What kind of climate do Naked Neck chickens do best in?
Naked Neck chickens are known for their hardiness and adaptability, making them able to thrive in a wide range of climates. With proper care and shelter, they can tolerate hot and cold temperatures.
Do Naked Neck chickens get along with other breeds?
Yes, a Naked Neck chicken will get along with other mild-mannered and friendly chicken breeds. They do well with Orpingtons, Rhode Island Reds, California White chickens, Silkies, Polish chickens, and more.
Do Naked Neck chickens go broody?
Naked Neck chickens are known for their low level of broodiness, meaning they are less likely to go “broody” (sit on their eggs to hatch them) than some other breeds. This can be an advantage for those who want to maximize egg production, as broody hens will stop laying eggs until their chicks hatch.
What color eggs do Naked Neck chickens lay?
Naked Neck chicken will lay light brown eggs.
When do Naked Neck chickens start laying eggs?
Hens will start laying when they are approximately 6 months old.
Where to buy Naked neck chickens?
I know for sure if you live in a hot climate, you will be able to find Naked Neck chicks in feed stores. They are also at my local ACE Hardware store. You can also buy fertile eggs from hatcheries online or locally if you have them in your area. You may also be able to look locally to see if anyone sells them.
What are Turken eggs?
Turken eggs are the same as eggs from Naked Neck chickens. They are light brown and medium in size.
Raising Naked Neck Chickens
Naked Neck chickens are a unique and hardy breed that are well-suited to backyard flocks. They are easy to care for and provide both meat and eggs for their owners. While their appearance may not be for everyone, they are a great choice for those looking for a low-maintenance and adaptable breed of chicken.

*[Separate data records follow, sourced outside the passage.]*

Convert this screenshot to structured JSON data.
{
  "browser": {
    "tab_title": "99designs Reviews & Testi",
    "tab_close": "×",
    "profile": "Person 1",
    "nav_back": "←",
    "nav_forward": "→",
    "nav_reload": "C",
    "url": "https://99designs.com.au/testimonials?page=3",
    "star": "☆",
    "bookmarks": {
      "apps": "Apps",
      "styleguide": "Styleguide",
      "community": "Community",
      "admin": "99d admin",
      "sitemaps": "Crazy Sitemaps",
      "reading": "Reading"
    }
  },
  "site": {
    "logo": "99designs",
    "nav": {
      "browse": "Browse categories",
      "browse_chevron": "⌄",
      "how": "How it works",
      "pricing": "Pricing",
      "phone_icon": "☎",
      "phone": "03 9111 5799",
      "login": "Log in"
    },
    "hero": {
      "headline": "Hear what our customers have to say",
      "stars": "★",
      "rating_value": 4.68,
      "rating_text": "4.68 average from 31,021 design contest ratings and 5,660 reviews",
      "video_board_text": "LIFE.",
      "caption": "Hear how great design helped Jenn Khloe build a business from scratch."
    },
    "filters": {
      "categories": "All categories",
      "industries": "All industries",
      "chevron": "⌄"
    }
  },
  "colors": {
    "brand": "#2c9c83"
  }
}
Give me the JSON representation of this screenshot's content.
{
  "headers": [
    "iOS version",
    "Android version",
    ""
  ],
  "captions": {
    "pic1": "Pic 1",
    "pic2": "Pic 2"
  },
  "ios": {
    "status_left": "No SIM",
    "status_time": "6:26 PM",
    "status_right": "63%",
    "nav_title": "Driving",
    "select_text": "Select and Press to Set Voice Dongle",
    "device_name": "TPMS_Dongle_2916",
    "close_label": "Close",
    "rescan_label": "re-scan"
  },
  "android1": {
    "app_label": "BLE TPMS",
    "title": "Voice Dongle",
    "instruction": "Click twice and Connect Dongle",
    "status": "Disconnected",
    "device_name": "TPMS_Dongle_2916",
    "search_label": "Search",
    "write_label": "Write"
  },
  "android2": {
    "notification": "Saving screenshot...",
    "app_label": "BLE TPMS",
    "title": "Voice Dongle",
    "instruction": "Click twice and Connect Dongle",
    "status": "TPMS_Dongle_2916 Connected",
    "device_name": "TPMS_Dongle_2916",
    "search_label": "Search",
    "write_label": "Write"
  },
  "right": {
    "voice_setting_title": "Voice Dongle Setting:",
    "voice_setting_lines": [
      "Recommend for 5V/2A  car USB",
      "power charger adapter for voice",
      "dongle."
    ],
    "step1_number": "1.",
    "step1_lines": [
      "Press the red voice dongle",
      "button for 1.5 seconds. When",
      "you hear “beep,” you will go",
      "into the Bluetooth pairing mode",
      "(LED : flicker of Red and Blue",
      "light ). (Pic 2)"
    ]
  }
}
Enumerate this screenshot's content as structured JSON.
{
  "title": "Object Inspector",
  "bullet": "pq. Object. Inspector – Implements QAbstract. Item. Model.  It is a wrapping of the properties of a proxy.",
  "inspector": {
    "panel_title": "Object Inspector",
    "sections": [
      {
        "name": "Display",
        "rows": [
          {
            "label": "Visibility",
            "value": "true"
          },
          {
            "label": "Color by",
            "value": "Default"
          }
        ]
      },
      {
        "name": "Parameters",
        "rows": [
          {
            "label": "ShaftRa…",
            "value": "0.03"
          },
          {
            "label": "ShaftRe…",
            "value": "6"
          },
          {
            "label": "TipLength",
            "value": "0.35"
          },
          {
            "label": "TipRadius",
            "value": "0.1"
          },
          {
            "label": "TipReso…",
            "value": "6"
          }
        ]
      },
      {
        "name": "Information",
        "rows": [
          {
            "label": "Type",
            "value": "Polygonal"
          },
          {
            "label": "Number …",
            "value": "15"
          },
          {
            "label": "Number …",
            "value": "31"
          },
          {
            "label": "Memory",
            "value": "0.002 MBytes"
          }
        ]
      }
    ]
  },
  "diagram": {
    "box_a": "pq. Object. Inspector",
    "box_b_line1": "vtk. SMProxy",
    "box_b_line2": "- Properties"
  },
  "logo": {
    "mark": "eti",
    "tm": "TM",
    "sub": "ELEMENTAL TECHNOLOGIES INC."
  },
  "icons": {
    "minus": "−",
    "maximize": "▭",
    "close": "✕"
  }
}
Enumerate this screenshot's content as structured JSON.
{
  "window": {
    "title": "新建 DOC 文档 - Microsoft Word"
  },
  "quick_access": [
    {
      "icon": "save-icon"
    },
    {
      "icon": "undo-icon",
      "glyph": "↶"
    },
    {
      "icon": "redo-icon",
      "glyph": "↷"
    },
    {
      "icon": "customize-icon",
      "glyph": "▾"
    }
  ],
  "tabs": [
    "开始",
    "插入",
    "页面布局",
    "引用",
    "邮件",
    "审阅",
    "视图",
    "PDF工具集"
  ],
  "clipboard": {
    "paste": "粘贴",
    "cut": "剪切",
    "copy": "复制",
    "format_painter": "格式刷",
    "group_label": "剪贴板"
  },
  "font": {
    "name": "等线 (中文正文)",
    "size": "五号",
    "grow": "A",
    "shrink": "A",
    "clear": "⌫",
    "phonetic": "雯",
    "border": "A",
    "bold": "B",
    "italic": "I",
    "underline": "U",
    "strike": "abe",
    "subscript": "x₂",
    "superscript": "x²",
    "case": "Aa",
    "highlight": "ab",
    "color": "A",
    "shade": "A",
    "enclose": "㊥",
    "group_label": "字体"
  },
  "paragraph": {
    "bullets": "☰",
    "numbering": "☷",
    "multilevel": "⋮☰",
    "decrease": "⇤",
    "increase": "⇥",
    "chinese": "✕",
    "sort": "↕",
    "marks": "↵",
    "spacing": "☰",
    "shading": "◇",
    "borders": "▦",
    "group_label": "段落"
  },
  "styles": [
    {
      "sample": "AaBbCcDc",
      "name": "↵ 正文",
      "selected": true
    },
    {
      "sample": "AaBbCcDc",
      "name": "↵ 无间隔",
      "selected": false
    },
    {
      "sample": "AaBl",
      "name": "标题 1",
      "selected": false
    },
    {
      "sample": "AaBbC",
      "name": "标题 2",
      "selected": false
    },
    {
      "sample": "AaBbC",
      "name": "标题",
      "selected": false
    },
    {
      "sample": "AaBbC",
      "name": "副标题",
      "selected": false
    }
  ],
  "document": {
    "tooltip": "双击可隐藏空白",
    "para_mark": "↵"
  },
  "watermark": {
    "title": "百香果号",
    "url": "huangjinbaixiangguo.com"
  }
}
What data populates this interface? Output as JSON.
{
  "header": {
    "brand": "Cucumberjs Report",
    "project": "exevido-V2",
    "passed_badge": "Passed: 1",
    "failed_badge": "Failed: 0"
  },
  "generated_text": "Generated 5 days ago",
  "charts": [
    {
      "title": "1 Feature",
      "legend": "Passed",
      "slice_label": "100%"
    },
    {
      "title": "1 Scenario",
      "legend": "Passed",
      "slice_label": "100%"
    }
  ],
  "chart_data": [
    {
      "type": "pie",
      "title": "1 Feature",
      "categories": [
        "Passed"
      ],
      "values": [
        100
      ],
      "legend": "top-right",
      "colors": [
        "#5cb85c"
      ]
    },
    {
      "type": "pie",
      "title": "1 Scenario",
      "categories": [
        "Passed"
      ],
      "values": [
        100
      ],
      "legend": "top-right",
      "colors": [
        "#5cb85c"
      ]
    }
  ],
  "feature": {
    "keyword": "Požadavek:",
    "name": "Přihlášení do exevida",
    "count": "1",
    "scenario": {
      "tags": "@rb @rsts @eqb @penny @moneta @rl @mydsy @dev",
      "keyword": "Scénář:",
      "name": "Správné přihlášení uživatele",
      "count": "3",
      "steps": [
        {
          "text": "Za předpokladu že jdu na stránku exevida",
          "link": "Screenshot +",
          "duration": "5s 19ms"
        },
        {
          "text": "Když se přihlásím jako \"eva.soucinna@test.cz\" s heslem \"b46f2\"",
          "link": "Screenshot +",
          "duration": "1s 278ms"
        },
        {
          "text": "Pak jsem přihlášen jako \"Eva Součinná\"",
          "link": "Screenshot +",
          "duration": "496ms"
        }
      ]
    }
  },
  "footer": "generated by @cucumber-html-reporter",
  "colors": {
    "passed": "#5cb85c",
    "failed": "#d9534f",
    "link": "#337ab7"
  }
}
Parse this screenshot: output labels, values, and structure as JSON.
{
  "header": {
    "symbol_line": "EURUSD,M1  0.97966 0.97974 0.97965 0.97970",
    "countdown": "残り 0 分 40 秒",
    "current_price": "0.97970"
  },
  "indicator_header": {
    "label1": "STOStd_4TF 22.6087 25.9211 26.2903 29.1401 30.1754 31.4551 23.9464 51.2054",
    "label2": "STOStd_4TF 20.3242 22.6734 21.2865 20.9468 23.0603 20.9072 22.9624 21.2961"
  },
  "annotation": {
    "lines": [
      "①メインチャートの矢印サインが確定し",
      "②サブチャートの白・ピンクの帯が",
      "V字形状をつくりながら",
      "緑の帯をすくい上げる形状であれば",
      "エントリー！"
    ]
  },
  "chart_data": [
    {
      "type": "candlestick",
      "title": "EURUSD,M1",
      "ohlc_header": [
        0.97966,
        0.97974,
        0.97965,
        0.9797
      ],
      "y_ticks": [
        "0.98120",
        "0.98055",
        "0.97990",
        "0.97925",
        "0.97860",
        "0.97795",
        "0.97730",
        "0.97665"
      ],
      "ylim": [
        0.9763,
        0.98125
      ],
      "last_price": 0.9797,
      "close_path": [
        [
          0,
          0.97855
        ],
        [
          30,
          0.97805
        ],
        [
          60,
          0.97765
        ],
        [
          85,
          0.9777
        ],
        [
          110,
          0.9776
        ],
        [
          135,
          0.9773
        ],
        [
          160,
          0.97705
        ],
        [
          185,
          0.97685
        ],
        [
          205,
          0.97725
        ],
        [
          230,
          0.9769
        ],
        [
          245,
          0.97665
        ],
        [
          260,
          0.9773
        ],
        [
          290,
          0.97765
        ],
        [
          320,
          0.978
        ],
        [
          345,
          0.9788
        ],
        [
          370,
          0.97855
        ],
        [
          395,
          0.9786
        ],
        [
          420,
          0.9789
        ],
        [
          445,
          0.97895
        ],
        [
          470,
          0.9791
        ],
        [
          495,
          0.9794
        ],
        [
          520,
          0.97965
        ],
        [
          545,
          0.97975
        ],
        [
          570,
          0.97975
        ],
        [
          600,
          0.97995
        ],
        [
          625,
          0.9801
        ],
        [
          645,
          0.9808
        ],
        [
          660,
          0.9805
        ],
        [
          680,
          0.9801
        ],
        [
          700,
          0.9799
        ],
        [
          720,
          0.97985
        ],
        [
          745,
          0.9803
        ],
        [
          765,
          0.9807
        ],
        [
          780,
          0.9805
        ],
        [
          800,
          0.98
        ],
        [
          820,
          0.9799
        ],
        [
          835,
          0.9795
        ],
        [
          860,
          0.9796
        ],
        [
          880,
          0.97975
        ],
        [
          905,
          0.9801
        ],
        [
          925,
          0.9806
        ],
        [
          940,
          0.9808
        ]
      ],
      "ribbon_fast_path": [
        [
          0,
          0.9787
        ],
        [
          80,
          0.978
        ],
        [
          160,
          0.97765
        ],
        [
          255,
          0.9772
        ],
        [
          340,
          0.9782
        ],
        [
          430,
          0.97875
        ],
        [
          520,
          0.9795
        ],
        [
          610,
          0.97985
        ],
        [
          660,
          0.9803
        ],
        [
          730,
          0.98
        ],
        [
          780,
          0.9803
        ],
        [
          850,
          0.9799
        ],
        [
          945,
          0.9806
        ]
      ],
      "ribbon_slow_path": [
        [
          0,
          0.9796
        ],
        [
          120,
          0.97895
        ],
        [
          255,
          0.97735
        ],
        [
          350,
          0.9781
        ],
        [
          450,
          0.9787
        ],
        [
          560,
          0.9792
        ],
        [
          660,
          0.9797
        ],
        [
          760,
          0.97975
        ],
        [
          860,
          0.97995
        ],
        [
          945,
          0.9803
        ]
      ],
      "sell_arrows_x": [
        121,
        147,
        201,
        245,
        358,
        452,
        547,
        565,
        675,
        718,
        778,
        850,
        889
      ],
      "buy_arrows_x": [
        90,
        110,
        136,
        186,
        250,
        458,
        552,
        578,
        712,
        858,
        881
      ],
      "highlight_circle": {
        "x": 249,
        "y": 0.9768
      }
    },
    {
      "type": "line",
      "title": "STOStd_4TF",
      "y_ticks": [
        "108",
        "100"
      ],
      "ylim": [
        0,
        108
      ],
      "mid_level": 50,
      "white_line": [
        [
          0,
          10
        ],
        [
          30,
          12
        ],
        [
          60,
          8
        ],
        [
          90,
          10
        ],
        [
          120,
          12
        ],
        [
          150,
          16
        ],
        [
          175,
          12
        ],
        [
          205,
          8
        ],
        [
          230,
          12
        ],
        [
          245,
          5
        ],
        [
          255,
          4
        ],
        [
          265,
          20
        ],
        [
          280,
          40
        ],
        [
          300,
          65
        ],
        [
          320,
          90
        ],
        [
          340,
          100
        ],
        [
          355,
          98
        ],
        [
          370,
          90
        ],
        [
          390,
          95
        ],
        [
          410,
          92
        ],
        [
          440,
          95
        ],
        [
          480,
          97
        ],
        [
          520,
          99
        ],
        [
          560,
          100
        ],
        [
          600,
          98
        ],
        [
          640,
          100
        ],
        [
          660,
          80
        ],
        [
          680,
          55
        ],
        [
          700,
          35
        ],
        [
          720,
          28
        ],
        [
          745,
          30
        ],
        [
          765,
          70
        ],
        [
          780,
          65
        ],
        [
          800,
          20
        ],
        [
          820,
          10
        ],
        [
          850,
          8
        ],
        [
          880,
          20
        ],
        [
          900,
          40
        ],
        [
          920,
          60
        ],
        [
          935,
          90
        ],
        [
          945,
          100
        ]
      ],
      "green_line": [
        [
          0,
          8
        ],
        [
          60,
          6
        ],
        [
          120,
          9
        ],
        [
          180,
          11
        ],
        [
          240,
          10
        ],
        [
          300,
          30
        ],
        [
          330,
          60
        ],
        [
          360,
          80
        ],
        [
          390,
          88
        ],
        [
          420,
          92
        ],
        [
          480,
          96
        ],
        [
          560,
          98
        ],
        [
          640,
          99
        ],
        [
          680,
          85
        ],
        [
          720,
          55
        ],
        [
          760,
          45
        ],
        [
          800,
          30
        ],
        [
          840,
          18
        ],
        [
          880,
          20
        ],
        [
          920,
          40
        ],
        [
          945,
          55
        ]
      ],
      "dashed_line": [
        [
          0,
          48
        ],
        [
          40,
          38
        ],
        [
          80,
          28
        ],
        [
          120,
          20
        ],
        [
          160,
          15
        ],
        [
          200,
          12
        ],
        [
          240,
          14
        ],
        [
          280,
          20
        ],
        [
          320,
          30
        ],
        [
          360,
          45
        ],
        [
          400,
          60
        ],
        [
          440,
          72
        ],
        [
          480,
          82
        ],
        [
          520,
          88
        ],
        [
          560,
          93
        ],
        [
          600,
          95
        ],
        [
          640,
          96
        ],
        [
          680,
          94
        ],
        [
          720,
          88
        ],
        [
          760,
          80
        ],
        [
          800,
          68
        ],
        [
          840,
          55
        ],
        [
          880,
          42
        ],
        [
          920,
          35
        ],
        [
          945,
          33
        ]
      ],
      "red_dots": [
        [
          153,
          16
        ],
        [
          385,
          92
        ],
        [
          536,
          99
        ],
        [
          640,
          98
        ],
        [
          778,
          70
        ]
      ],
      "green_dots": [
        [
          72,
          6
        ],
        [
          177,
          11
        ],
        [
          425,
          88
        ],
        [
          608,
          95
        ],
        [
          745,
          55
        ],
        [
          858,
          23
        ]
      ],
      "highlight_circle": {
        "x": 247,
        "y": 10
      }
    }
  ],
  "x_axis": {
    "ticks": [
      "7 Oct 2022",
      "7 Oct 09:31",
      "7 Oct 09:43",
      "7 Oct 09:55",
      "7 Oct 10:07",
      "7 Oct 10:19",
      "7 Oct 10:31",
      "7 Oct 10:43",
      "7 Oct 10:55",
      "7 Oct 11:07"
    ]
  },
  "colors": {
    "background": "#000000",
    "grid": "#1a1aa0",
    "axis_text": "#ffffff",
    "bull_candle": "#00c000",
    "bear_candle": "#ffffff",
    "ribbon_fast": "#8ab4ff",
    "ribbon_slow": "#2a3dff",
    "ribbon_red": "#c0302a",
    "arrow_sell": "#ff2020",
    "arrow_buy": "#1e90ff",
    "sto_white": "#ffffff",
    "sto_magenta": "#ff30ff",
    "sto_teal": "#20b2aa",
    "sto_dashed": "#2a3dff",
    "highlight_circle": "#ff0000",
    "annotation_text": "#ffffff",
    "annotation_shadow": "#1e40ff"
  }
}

They are able to tolerate both hot and cold temperatures, making them a good choice for backyard flocks. They are also known for their tender meat quality. You can raise productive hens for their eggs.
While other chickens breeds may experience heat stress in very hot climates (consider the southwestern United States in the summertime), Turkens do well in hot temperatures. They require fresh water, plenty of nutritious feed, and proper shelter to keep them out of the sun.
They are friendly which makes them ideal for beginners getting started in chicken raising. Another reason to raise Transylvanian Naked Neck chickens is they offer great feed efficiency. This means they consume smaller quantities of feed while also providing larger yields of eggs or meat than other breeds.
You may consider their lack of broodiness a pro or a con. It’s a positive trait because the hens will continue to lay eggs rather than stop their egg production to sit on their eggs. At the same time, some flock owners may consider it a negative because they also raise a rooster and want to hatch chicks without using an incubator.
Want to raise Naked Neck chickens alongside other dual-purpose, friendly chickens? Read about the California White chicken, the Jersey Giant chicken, Orpingtons, and the Dominque chicken. They would all do well with friendly Turkens.
If you live in colder region and want to raise a friendly mixed flock, consider raising Icelandic chickens with Naked Necks.
Learn about how much space do chickens need and the best chicken bedding for our situation. If you are considering adding a rooster to your backyard flock, consider the pros and cons to raising a rooster.
Featured image credit for black Naked Neck chicken: My own photo